Francisco Rojas, via email
Thanks Francisco–that’ s actually not a bad idea. I think a lot of drummers may have heard of Mo ell er, Glad stone and other techniques, but might not really know how to execute them. And these techniques were developed by great drum teachers to help drummers play better. So it’ s certainly time were visited some of these key techniques–watch this space! – CBu
Thank you so much, Pete Riley, for your excellent 10 Minutes To Better Drumming feature in the April issue. As always your technique features are really well-thought out. I like to think of myself as not a beginner or pro but somewhere in the middle with my ability, so I was able to start with the beginner which I then followed by going on to the intermediate lessons. The more advanced lessons will be more of a challenge and I’m going to be stretching myself over the next few weeks with these. But definitely the lessons I’ve followed so far have helped me; because they’re quick exercises to do, they make for perfect warm-ups in my longer wood shedding sessions, or sometimes if I’ve only got half an hour to practise, they are just the job. The more you practice and stretch yourself with new concepts, the better you find your playing next time you come back to it – so well done Rhythm on consistently giving us so much good material to work through!
Simeon Mondac, via email
Thank you Simeon, that’ s what we aim for–to be a reliable and excellent source of drum ming tuition to help you become better drummers, whatever your level of proficiency, or even commitment. You maybe a casual‘ hobbyist’ drummer or a working pro, if we can help you achieve a level of drum ming that you want to reach, we’ re happy !– CBu
shuffling along nicely
I know everyone loves John Bonham… but, I just have to say having sat down to learn Good‘ Times Bad Times’ on the disc… wow. Again, wow. Those foot triplets, so cool! And this was Led Zeppelin’s FIRST album! It was really interesting too that only the second and third partials are actually being played, what an illusion! Thank you so much for another great playalong tutorial, and learning Bonham licks really, really, really never gets old!
Adam Parsons, via email

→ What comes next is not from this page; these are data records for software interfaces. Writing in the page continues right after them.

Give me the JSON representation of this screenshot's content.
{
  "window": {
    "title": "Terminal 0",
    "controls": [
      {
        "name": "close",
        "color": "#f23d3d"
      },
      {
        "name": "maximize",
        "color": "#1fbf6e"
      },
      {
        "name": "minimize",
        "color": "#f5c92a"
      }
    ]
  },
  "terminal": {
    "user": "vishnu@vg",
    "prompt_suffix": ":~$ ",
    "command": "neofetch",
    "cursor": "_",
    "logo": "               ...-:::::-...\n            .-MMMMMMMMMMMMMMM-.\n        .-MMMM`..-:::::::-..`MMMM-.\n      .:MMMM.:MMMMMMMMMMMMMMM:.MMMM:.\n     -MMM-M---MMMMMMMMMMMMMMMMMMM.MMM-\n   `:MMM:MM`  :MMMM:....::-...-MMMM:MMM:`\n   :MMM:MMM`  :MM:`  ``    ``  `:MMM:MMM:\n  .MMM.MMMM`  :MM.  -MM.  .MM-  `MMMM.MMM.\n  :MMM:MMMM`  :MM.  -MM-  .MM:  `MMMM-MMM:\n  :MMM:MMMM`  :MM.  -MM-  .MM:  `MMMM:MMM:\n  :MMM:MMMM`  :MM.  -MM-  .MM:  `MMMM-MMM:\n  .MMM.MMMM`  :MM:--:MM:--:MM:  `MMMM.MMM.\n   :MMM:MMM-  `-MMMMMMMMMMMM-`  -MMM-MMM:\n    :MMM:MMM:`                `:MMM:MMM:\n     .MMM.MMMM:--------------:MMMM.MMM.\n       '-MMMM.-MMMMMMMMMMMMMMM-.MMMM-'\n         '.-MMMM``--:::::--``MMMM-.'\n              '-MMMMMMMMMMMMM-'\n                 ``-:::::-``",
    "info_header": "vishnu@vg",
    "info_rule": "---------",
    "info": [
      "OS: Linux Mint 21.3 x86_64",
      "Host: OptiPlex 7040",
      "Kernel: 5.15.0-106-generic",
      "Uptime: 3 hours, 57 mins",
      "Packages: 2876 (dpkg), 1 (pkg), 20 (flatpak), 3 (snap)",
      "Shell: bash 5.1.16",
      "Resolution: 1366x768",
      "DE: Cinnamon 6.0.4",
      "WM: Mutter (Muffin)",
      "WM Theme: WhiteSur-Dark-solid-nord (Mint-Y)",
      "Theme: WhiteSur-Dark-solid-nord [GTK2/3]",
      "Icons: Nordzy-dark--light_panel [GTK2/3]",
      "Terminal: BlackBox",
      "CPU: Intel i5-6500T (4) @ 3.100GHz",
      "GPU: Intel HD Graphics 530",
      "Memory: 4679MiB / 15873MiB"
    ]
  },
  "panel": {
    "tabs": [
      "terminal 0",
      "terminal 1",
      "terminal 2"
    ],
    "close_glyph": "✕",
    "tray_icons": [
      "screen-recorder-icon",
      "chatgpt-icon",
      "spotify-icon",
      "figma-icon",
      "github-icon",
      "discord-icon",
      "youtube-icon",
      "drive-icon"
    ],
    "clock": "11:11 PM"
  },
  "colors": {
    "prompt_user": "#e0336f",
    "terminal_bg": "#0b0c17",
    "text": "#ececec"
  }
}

We have to inject a little Bonzo into Rhythm now and again because we get withdrawal .‘ Good Times Bad Times’ is one my personal LedZep favourites and demonstrates Bonham’ s inventiveness and flair. We’ re always looking for great drum tracks (new and old) that we’ ve never done as play along tracks before, so feel free to suggest tracks you’ d like to see Pete Riley breakdown for you !– CBu